_Instructions for the task_:
Any image found in the entries is to be skipped; the rest is returned word for word.
____________
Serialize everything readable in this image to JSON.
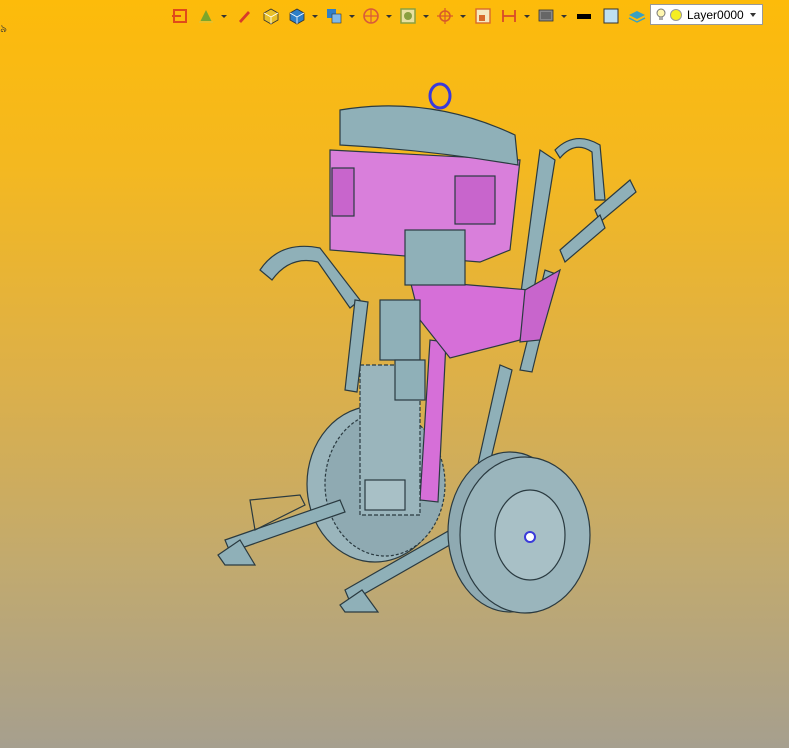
{
  "window": {
    "corner_label": "৯"
  },
  "toolbar": {
    "items": [
      {
        "name": "exit-icon",
        "color": "#E04A1A",
        "dropdown": false
      },
      {
        "name": "layer-tool-icon",
        "color": "#7CA62A",
        "dropdown": true
      },
      {
        "name": "pen-icon",
        "color": "#D83A2A",
        "dropdown": false
      },
      {
        "name": "cube-yellow-icon",
        "color": "#E8C02A",
        "dropdown": false
      },
      {
        "name": "cube-blue-icon",
        "color": "#2E7FC8",
        "dropdown": true
      },
      {
        "name": "views-icon",
        "color": "#2E7FC8",
        "dropdown": true
      },
      {
        "name": "section-icon",
        "color": "#D85A3A",
        "dropdown": true
      },
      {
        "name": "render-icon",
        "color": "#8AA040",
        "dropdown": true
      },
      {
        "name": "snap-icon",
        "color": "#D85A2A",
        "dropdown": true
      },
      {
        "name": "frame-icon",
        "color": "#D86A2A",
        "dropdown": false
      },
      {
        "name": "align-icon",
        "color": "#D84A2A",
        "dropdown": true
      },
      {
        "name": "display-icon",
        "color": "#666666",
        "dropdown": true
      },
      {
        "name": "line-color-icon",
        "color": "#000000",
        "dropdown": false
      },
      {
        "name": "fill-color-icon",
        "color": "#BFE0F0",
        "dropdown": false
      },
      {
        "name": "layers-icon",
        "color": "#3AA0C0",
        "dropdown": true
      }
    ]
  },
  "layer_select": {
    "value": "Layer0000"
  },
  "model": {
    "name": "paint-sprayer-cart",
    "body_color": "#8FB0B8",
    "highlight_color": "#D66FD8"
  }
}
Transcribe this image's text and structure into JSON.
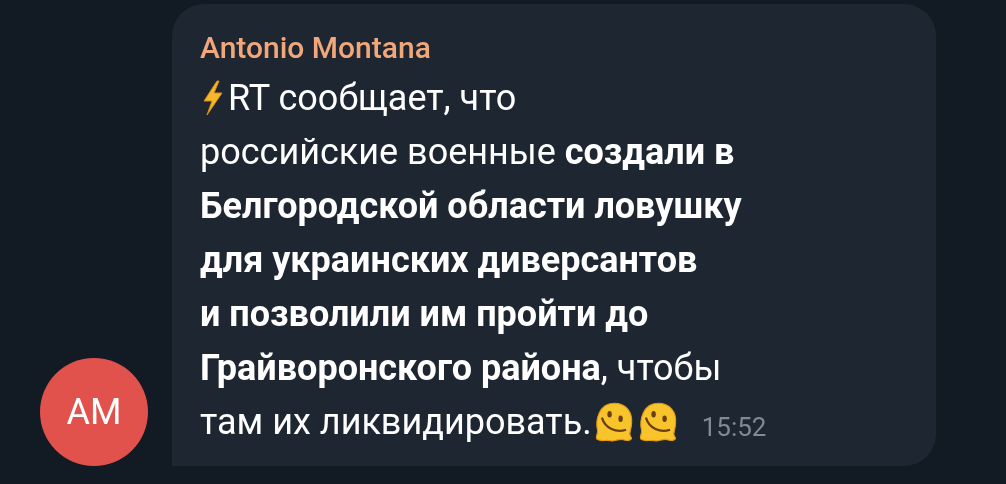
{
  "message": {
    "sender": "Antonio Montana",
    "lines": [
      "RT сообщает, что",
      "российские военные **создали в**",
      "**Белгородской области ловушку**",
      "**для украинских диверсантов**",
      "**и позволили им пройти до**",
      "**Грайворонского района**, чтобы",
      "там их ликвидировать."
    ],
    "time": "15:52"
  },
  "avatar": {
    "initials": "AM",
    "color": "#e0524b"
  }
}
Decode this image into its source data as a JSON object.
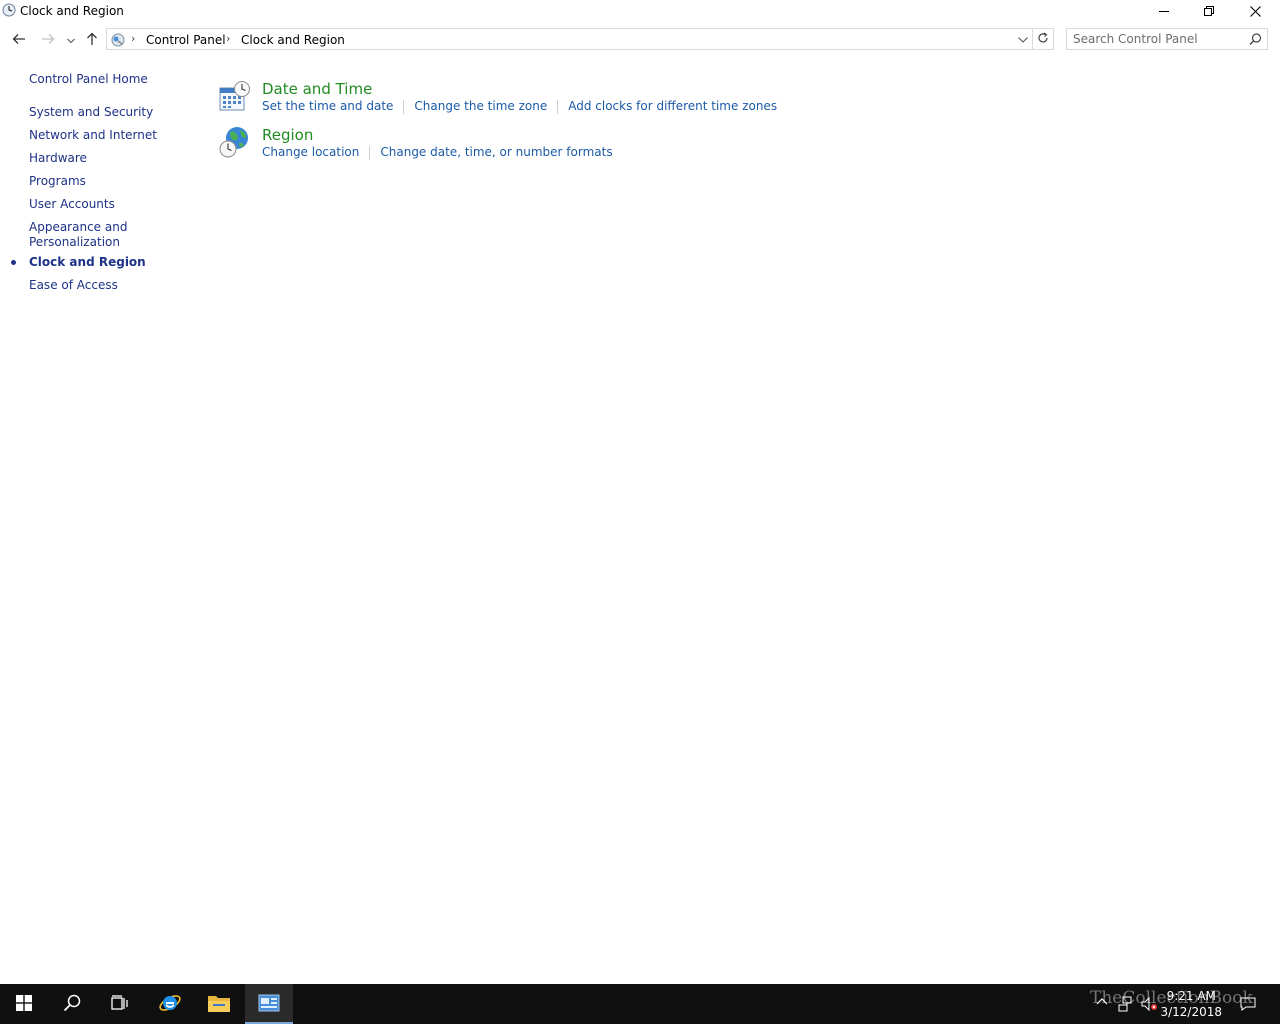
{
  "window": {
    "title": "Clock and Region",
    "icons": [
      "clock-region-icon",
      "minimize-icon",
      "restore-icon",
      "close-icon"
    ]
  },
  "navbar": {
    "breadcrumb": [
      "Control Panel",
      "Clock and Region"
    ],
    "search_placeholder": "Search Control Panel",
    "icons": [
      "back-arrow-icon",
      "forward-arrow-icon",
      "recent-dropdown-icon",
      "up-arrow-icon",
      "control-panel-icon",
      "chevron-down-icon",
      "refresh-icon",
      "search-icon"
    ]
  },
  "sidebar": {
    "home": "Control Panel Home",
    "items": [
      {
        "label": "System and Security"
      },
      {
        "label": "Network and Internet"
      },
      {
        "label": "Hardware"
      },
      {
        "label": "Programs"
      },
      {
        "label": "User Accounts"
      },
      {
        "label": "Appearance and"
      },
      {
        "label": "Personalization"
      },
      {
        "label": "Clock and Region",
        "current": true
      },
      {
        "label": "Ease of Access"
      }
    ]
  },
  "categories": [
    {
      "title": "Date and Time",
      "icon": "date-time-icon",
      "links": [
        "Set the time and date",
        "Change the time zone",
        "Add clocks for different time zones"
      ]
    },
    {
      "title": "Region",
      "icon": "region-globe-icon",
      "links": [
        "Change location",
        "Change date, time, or number formats"
      ]
    }
  ],
  "taskbar": {
    "icons": [
      "windows-start-icon",
      "search-icon",
      "task-view-icon",
      "internet-explorer-icon",
      "file-explorer-icon",
      "control-panel-icon"
    ],
    "tray_icons": [
      "show-hidden-icons-icon",
      "network-icon",
      "volume-muted-icon",
      "action-center-icon"
    ],
    "time": "9:21 AM",
    "date": "3/12/2018",
    "watermark": "TheCollectionBook"
  },
  "colors": {
    "link": "#1c5ba8",
    "sidebar_link": "#1e3287",
    "category_title": "#228b22",
    "taskbar": "#101010"
  }
}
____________
_Result for this exercise_:
Serialize everything readable in this image to JSON.
{
  "window": {
    "corner_label": "৯"
  },
  "toolbar": {
    "items": [
      {
        "name": "exit-icon",
        "color": "#E04A1A",
        "dropdown": false
      },
      {
        "name": "layer-tool-icon",
        "color": "#7CA62A",
        "dropdown": true
      },
      {
        "name": "pen-icon",
        "color": "#D83A2A",
        "dropdown": false
      },
      {
        "name": "cube-yellow-icon",
        "color": "#E8C02A",
        "dropdown": false
      },
      {
        "name": "cube-blue-icon",
        "color": "#2E7FC8",
        "dropdown": true
      },
      {
        "name": "views-icon",
        "color": "#2E7FC8",
        "dropdown": true
      },
      {
        "name": "section-icon",
        "color": "#D85A3A",
        "dropdown": true
      },
      {
        "name": "render-icon",
        "color": "#8AA040",
        "dropdown": true
      },
      {
        "name": "snap-icon",
        "color": "#D85A2A",
        "dropdown": true
      },
      {
        "name": "frame-icon",
        "color": "#D86A2A",
        "dropdown": false
      },
      {
        "name": "align-icon",
        "color": "#D84A2A",
        "dropdown": true
      },
      {
        "name": "display-icon",
        "color": "#666666",
        "dropdown": true
      },
      {
        "name": "line-color-icon",
        "color": "#000000",
        "dropdown": false
      },
      {
        "name": "fill-color-icon",
        "color": "#BFE0F0",
        "dropdown": false
      },
      {
        "name": "layers-icon",
        "color": "#3AA0C0",
        "dropdown": true
      }
    ]
  },
  "layer_select": {
    "value": "Layer0000"
  },
  "model": {
    "name": "paint-sprayer-cart",
    "body_color": "#8FB0B8",
    "highlight_color": "#D66FD8"
  }
}
Transcribe this image's text and structure into JSON.
{
  "message": {
    "sender": "Antonio Montana",
    "lines": [
      "RT сообщает, что",
      "российские военные **создали в**",
      "**Белгородской области ловушку**",
      "**для украинских диверсантов**",
      "**и позволили им пройти до**",
      "**Грайворонского района**, чтобы",
      "там их ликвидировать."
    ],
    "time": "15:52"
  },
  "avatar": {
    "initials": "AM",
    "color": "#e0524b"
  }
}
Decode this image into its source data as a JSON object.
{
  "window": {
    "title": "Clock and Region",
    "icons": [
      "clock-region-icon",
      "minimize-icon",
      "restore-icon",
      "close-icon"
    ]
  },
  "navbar": {
    "breadcrumb": [
      "Control Panel",
      "Clock and Region"
    ],
    "search_placeholder": "Search Control Panel",
    "icons": [
      "back-arrow-icon",
      "forward-arrow-icon",
      "recent-dropdown-icon",
      "up-arrow-icon",
      "control-panel-icon",
      "chevron-down-icon",
      "refresh-icon",
      "search-icon"
    ]
  },
  "sidebar": {
    "home": "Control Panel Home",
    "items": [
      {
        "label": "System and Security"
      },
      {
        "label": "Network and Internet"
      },
      {
        "label": "Hardware"
      },
      {
        "label": "Programs"
      },
      {
        "label": "User Accounts"
      },
      {
        "label": "Appearance and"
      },
      {
        "label": "Personalization"
      },
      {
        "label": "Clock and Region",
        "current": true
      },
      {
        "label": "Ease of Access"
      }
    ]
  },
  "categories": [
    {
      "title": "Date and Time",
      "icon": "date-time-icon",
      "links": [
        "Set the time and date",
        "Change the time zone",
        "Add clocks for different time zones"
      ]
    },
    {
      "title": "Region",
      "icon": "region-globe-icon",
      "links": [
        "Change location",
        "Change date, time, or number formats"
      ]
    }
  ],
  "taskbar": {
    "icons": [
      "windows-start-icon",
      "search-icon",
      "task-view-icon",
      "internet-explorer-icon",
      "file-explorer-icon",
      "control-panel-icon"
    ],
    "tray_icons": [
      "show-hidden-icons-icon",
      "network-icon",
      "volume-muted-icon",
      "action-center-icon"
    ],
    "time": "9:21 AM",
    "date": "3/12/2018",
    "watermark": "TheCollectionBook"
  },
  "colors": {
    "link": "#1c5ba8",
    "sidebar_link": "#1e3287",
    "category_title": "#228b22",
    "taskbar": "#101010"
  }
}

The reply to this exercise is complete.